Rae Armantrout's Versed can be purchased from The Book Depository for just £7.24, with free shipping.

Monday 10 January 2011

J.L. Williams' Condition of Fire, second selection

This time, now that I've read and enjoyed the full collection, I'm offering some favourite passages. As I mentioned in the last post, it's inspired by Ovid's Metamorphoses and the islands on which he wrote it.

What if you could change into anything?
What if you could live, and live, and live?

last stanza of "Proserpine Under a Tree"

Like many teenage girls it took
disaster for Io to realise
she was beautiful.

first stanza of "Io"

A winged creature flies toward the sun,
his [Marsyas'] entire skin in its mouth
like a paper doll.

last stanza of "Marsyas"

Sisters falling through sky
on sudden wings.

last stanza of "Metamorph"

They burn our naked feet
but we walk slowly.

last stanza of "Beach"

this castle for winds

from "Foundling"

Four monstrous footprints leading up the mountain,
the last one deepest,
as if pushed off for flight.

last stanza of "Banshee"

The sea's noise
is the speeches of drowning stones.

last stanza of "Morphemes"

and over there, on the run, history.

last stanza of "Caesar's Balcony"

In darkness,
beaten by moths,
you realise you are the light.


In darkness,
stared at by the starving,
you realise you are fire.

first and last stanzas of "Apotheosis"

J.L. Williams
(Shearsman, 2011)

Friday 7 January 2011

J.L. Williams' Condition of Fire, first selection

Fellow American expat J.L. Williams will be launching her first book,
Condition of Fire, alongside my second, Divining for Starters, on the Shearsman reading series on Tuesday, 15 February in London. Here's a short selection. The book is inspired by Ovid's Metamorphoses and the islands on which he wrote it.

Helios Retires

How pale the sea,
the pale of rain in pools.

Will the doors with the white whales ever be opened?
Will the horses that pull the sun
ever be harnessed?

J.L. Williams
(Shearsman, 2011)

Monday 3 January 2011

Rae Armantrout's Versed, first selection

While Rae Armantrout's reputation in the States is firmly established, she is not well known in the UK, so I'm going to post selections of her latest book, Versed (Wesleyan University Press, 2010), partly in the hope of attracting more readers on this side of the pond.
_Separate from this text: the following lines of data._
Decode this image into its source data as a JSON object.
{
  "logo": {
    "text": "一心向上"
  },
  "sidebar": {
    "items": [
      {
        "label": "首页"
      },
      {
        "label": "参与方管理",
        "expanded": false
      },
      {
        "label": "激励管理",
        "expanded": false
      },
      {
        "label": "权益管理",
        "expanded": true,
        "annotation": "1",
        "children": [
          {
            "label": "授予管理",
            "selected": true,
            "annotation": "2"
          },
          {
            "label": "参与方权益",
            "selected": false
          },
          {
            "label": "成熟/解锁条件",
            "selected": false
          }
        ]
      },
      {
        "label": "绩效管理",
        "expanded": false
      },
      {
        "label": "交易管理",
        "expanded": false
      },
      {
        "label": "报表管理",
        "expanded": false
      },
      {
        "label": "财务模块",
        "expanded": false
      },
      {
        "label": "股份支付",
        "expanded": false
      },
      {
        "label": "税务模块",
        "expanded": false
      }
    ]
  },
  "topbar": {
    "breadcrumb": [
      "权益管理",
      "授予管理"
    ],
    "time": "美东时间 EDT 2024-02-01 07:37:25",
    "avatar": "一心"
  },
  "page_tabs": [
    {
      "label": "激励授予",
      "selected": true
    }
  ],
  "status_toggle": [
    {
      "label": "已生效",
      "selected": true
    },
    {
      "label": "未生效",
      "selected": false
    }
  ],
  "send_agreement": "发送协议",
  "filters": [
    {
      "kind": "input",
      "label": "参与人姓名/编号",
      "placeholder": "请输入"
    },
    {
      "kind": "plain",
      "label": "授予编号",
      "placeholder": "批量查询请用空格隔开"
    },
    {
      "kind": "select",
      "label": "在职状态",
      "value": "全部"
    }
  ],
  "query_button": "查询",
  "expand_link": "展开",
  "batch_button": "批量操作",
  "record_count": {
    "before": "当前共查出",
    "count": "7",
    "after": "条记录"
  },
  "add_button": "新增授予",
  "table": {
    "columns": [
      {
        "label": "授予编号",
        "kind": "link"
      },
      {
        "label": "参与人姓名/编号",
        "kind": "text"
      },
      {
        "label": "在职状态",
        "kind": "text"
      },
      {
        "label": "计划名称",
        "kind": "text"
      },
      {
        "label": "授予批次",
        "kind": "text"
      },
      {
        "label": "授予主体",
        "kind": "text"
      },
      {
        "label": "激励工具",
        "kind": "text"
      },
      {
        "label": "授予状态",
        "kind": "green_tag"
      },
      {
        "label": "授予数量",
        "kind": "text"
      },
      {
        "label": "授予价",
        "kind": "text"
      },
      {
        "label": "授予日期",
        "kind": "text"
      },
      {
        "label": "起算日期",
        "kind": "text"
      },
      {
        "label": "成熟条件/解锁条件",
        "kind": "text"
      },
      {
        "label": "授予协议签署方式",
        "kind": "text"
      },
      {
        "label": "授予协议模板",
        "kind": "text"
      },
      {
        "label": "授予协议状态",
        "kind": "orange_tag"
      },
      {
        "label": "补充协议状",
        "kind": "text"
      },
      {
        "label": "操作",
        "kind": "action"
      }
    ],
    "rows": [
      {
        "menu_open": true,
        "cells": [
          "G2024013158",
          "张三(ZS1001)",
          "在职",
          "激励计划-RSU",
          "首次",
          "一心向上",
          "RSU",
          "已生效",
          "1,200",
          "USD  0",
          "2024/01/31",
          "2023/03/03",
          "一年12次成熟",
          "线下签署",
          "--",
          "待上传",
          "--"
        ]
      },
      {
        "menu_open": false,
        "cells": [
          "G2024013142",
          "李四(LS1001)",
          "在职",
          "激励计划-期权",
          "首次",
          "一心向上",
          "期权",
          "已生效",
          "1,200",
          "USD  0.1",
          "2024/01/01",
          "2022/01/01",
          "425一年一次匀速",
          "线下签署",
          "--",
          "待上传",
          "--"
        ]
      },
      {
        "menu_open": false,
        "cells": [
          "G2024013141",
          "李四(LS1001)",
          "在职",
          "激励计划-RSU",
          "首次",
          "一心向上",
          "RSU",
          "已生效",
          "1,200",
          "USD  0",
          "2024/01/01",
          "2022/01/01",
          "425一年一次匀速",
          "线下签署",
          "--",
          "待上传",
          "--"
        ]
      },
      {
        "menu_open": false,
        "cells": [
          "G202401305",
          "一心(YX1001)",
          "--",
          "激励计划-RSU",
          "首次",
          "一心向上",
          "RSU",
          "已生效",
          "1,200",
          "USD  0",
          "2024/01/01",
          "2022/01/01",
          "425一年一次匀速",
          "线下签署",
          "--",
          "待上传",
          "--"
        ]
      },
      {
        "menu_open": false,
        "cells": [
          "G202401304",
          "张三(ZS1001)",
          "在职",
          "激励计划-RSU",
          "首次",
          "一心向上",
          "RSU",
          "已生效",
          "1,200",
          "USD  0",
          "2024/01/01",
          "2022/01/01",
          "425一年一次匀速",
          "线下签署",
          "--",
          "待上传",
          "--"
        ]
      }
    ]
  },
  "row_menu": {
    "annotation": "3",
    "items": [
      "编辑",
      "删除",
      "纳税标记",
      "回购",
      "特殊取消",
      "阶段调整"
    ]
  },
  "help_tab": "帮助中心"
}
Versed won both the Pulitzer Prize for Poetry and the National Book Critics Circle Award in Poetry last year.

The book is divided in two sections, Versed and Dark Matter. These selections all come from the first section. This is only a small selection of the excellent passages and poems--I had such a difficult time paring back what to share!

Metaphor forms
a crust
beneath which
the crevasse
of each experience.

from "Versed"

Day hoists its mesh
of near

(its bright
skein of pores).

from "Fetch"

Carried by light,
images remain

while sensation
is so evanescent

as to be always beyond

from "Outer"

Time flows
because no set
of proofs

can be complete.

from "Relations"

Songs as empathy
evacuation engines.


Any statement I issue,
if particular enough,

will prove
I was here

from "Locality"

Moment to
moment's stretched

from "Stretch"

of strangers' headlights
tracing the curve at dusk

is inexplicable

the end of "Bonding"

Symbolism as the party face of paranoia.

Chorus of expert voices beyond my door, forever
dissecting my case.

"But the part is sick
of representing the whole."

from "Own"

Rae Armantrout's Versed can be purchased from The Book Depository for a mere £7.24, with free shipping.